### PROBLEM STATEMENT
The records that follow must be repeated exactly, except for their pictures.

+++ SOURCE MATERIAL

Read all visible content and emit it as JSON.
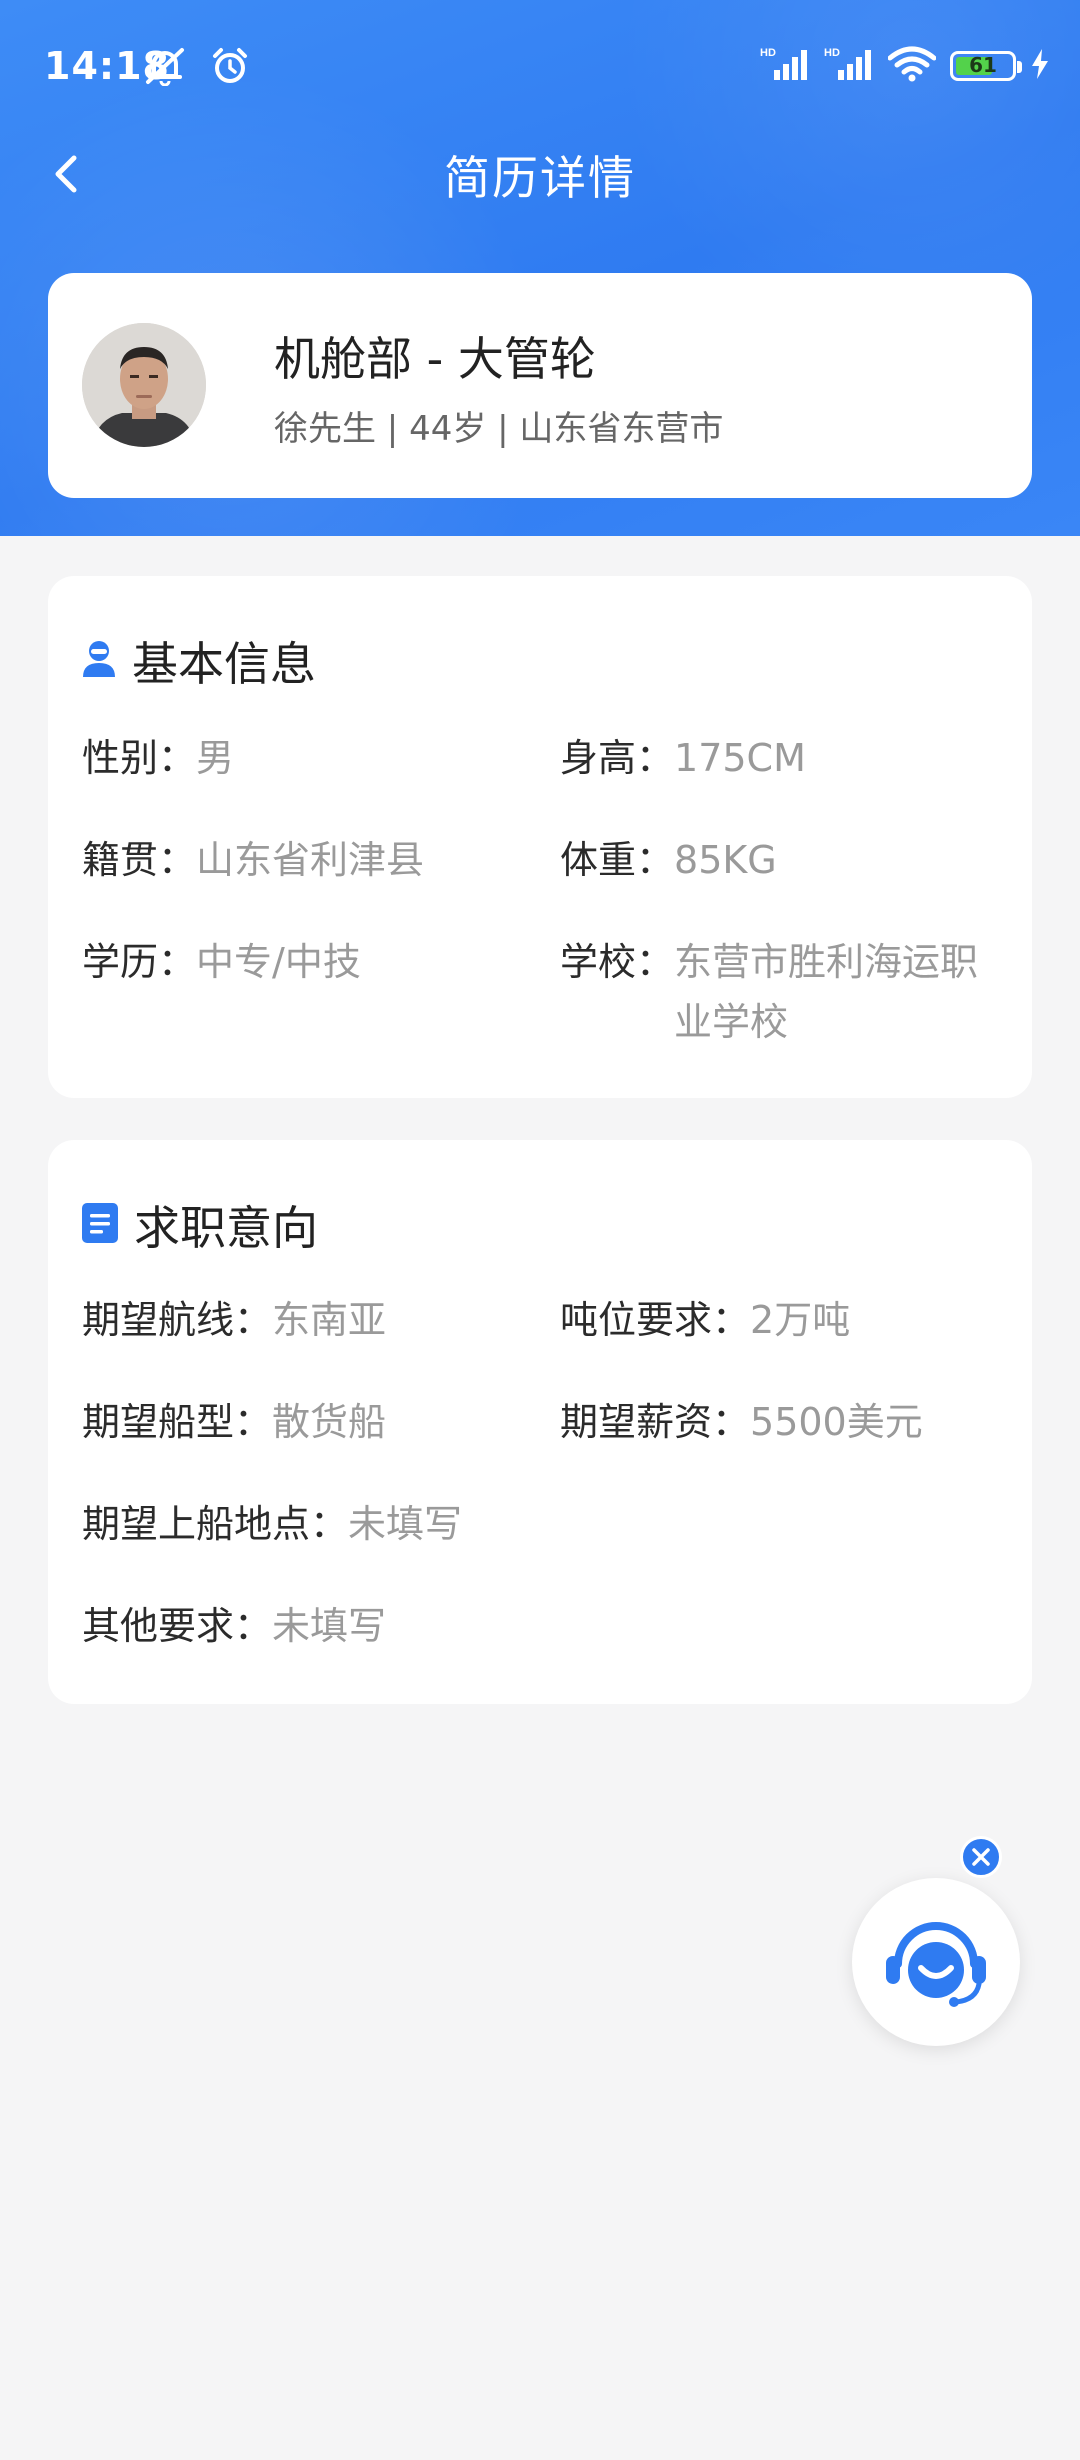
{
  "status_bar": {
    "time": "14:18",
    "battery_level": "61",
    "icons": [
      "mute-bell-icon",
      "alarm-icon",
      "hd-signal-icon",
      "hd-signal-icon",
      "wifi-icon",
      "battery-icon",
      "charging-icon"
    ]
  },
  "nav": {
    "title": "简历详情",
    "back_icon": "chevron-left-icon"
  },
  "profile": {
    "name": "机舱部 - 大管轮",
    "subtitle": "徐先生 | 44岁 | 山东省东营市"
  },
  "basic_info": {
    "title": "基本信息",
    "icon": "person-icon",
    "fields": [
      {
        "label": "性别：",
        "value": "男"
      },
      {
        "label": "身高：",
        "value": "175CM"
      },
      {
        "label": "籍贯：",
        "value": "山东省利津县"
      },
      {
        "label": "体重：",
        "value": "85KG"
      },
      {
        "label": "学历：",
        "value": "中专/中技"
      },
      {
        "label": "学校：",
        "value": "东营市胜利海运职业学校"
      }
    ]
  },
  "job_intent": {
    "title": "求职意向",
    "icon": "document-icon",
    "fields": [
      {
        "label": "期望航线：",
        "value": "东南亚"
      },
      {
        "label": "吨位要求：",
        "value": "2万吨"
      },
      {
        "label": "期望船型：",
        "value": "散货船"
      },
      {
        "label": "期望薪资：",
        "value": "5500美元"
      },
      {
        "label": "期望上船地点：",
        "value": "未填写"
      },
      {
        "label": "其他要求：",
        "value": "未填写"
      }
    ]
  },
  "colors": {
    "primary": "#2f7bf1",
    "background": "#f5f5f6",
    "label": "#2b2b2b",
    "value": "#9a9a9a"
  }
}
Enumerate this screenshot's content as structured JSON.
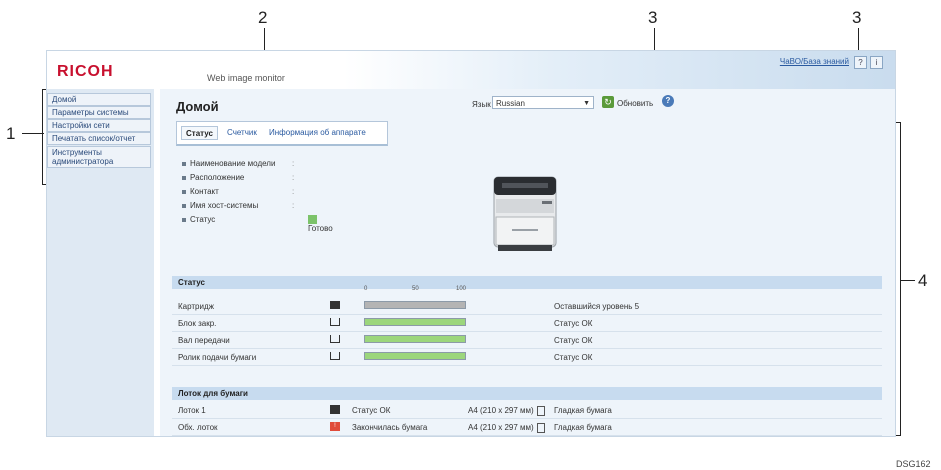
{
  "callouts": [
    "1",
    "2",
    "3",
    "3",
    "4"
  ],
  "header": {
    "logo": "RICOH",
    "product": "Web image monitor",
    "help_link": "ЧаВО/База знаний",
    "icon1": "?",
    "icon2": "i"
  },
  "sidebar": {
    "items": [
      {
        "label": "Домой"
      },
      {
        "label": "Параметры системы"
      },
      {
        "label": "Настройки сети"
      },
      {
        "label": "Печатать список/отчет"
      },
      {
        "label": "Инструменты администратора"
      }
    ]
  },
  "main": {
    "title": "Домой",
    "language_label": "Язык",
    "language_value": "Russian",
    "refresh_label": "Обновить",
    "help_icon": "?",
    "tabs": [
      {
        "label": "Статус"
      },
      {
        "label": "Счетчик"
      },
      {
        "label": "Информация об аппарате"
      }
    ],
    "info": [
      {
        "label": "Наименование модели",
        "value": ":"
      },
      {
        "label": "Расположение",
        "value": ":"
      },
      {
        "label": "Контакт",
        "value": ":"
      },
      {
        "label": "Имя хост-системы",
        "value": ":"
      },
      {
        "label": "Статус",
        "value": "Готово"
      }
    ]
  },
  "status_section": {
    "title": "Статус",
    "scale": [
      "0",
      "50",
      "100"
    ],
    "rows": [
      {
        "name": "Картридж",
        "status": "Оставшийся уровень 5",
        "fill": 1.0,
        "color": "#b4b4b4"
      },
      {
        "name": "Блок закр.",
        "status": "Статус ОК",
        "fill": 1.0,
        "color": "#9cd67c"
      },
      {
        "name": "Вал передачи",
        "status": "Статус ОК",
        "fill": 1.0,
        "color": "#9cd67c"
      },
      {
        "name": "Ролик подачи бумаги",
        "status": "Статус ОК",
        "fill": 1.0,
        "color": "#9cd67c"
      }
    ]
  },
  "tray_section": {
    "title": "Лоток для бумаги",
    "rows": [
      {
        "name": "Лоток 1",
        "status": "Статус ОК",
        "size": "A4 (210 x 297 мм)",
        "type": "Гладкая бумага"
      },
      {
        "name": "Обх. лоток",
        "status": "Закончилась бумага",
        "size": "A4 (210 x 297 мм)",
        "type": "Гладкая бумага"
      }
    ]
  },
  "footer_code": "DSG162"
}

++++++

### WRITTEN RESPONSE
Read all visible content and emit it as JSON.
{
  "status_bar": {
    "time": "14:18",
    "battery_level": "61",
    "icons": [
      "mute-bell-icon",
      "alarm-icon",
      "hd-signal-icon",
      "hd-signal-icon",
      "wifi-icon",
      "battery-icon",
      "charging-icon"
    ]
  },
  "nav": {
    "title": "简历详情",
    "back_icon": "chevron-left-icon"
  },
  "profile": {
    "name": "机舱部 - 大管轮",
    "subtitle": "徐先生 | 44岁 | 山东省东营市"
  },
  "basic_info": {
    "title": "基本信息",
    "icon": "person-icon",
    "fields": [
      {
        "label": "性别：",
        "value": "男"
      },
      {
        "label": "身高：",
        "value": "175CM"
      },
      {
        "label": "籍贯：",
        "value": "山东省利津县"
      },
      {
        "label": "体重：",
        "value": "85KG"
      },
      {
        "label": "学历：",
        "value": "中专/中技"
      },
      {
        "label": "学校：",
        "value": "东营市胜利海运职业学校"
      }
    ]
  },
  "job_intent": {
    "title": "求职意向",
    "icon": "document-icon",
    "fields": [
      {
        "label": "期望航线：",
        "value": "东南亚"
      },
      {
        "label": "吨位要求：",
        "value": "2万吨"
      },
      {
        "label": "期望船型：",
        "value": "散货船"
      },
      {
        "label": "期望薪资：",
        "value": "5500美元"
      },
      {
        "label": "期望上船地点：",
        "value": "未填写"
      },
      {
        "label": "其他要求：",
        "value": "未填写"
      }
    ]
  },
  "colors": {
    "primary": "#2f7bf1",
    "background": "#f5f5f6",
    "label": "#2b2b2b",
    "value": "#9a9a9a"
  }
}
Enumerate this screenshot's content as structured JSON.
{
  "callouts": [
    "1",
    "2",
    "3",
    "3",
    "4"
  ],
  "header": {
    "logo": "RICOH",
    "product": "Web image monitor",
    "help_link": "ЧаВО/База знаний",
    "icon1": "?",
    "icon2": "i"
  },
  "sidebar": {
    "items": [
      {
        "label": "Домой"
      },
      {
        "label": "Параметры системы"
      },
      {
        "label": "Настройки сети"
      },
      {
        "label": "Печатать список/отчет"
      },
      {
        "label": "Инструменты администратора"
      }
    ]
  },
  "main": {
    "title": "Домой",
    "language_label": "Язык",
    "language_value": "Russian",
    "refresh_label": "Обновить",
    "help_icon": "?",
    "tabs": [
      {
        "label": "Статус"
      },
      {
        "label": "Счетчик"
      },
      {
        "label": "Информация об аппарате"
      }
    ],
    "info": [
      {
        "label": "Наименование модели",
        "value": ":"
      },
      {
        "label": "Расположение",
        "value": ":"
      },
      {
        "label": "Контакт",
        "value": ":"
      },
      {
        "label": "Имя хост-системы",
        "value": ":"
      },
      {
        "label": "Статус",
        "value": "Готово"
      }
    ]
  },
  "status_section": {
    "title": "Статус",
    "scale": [
      "0",
      "50",
      "100"
    ],
    "rows": [
      {
        "name": "Картридж",
        "status": "Оставшийся уровень 5",
        "fill": 1.0,
        "color": "#b4b4b4"
      },
      {
        "name": "Блок закр.",
        "status": "Статус ОК",
        "fill": 1.0,
        "color": "#9cd67c"
      },
      {
        "name": "Вал передачи",
        "status": "Статус ОК",
        "fill": 1.0,
        "color": "#9cd67c"
      },
      {
        "name": "Ролик подачи бумаги",
        "status": "Статус ОК",
        "fill": 1.0,
        "color": "#9cd67c"
      }
    ]
  },
  "tray_section": {
    "title": "Лоток для бумаги",
    "rows": [
      {
        "name": "Лоток 1",
        "status": "Статус ОК",
        "size": "A4 (210 x 297 мм)",
        "type": "Гладкая бумага"
      },
      {
        "name": "Обх. лоток",
        "status": "Закончилась бумага",
        "size": "A4 (210 x 297 мм)",
        "type": "Гладкая бумага"
      }
    ]
  },
  "footer_code": "DSG162"
}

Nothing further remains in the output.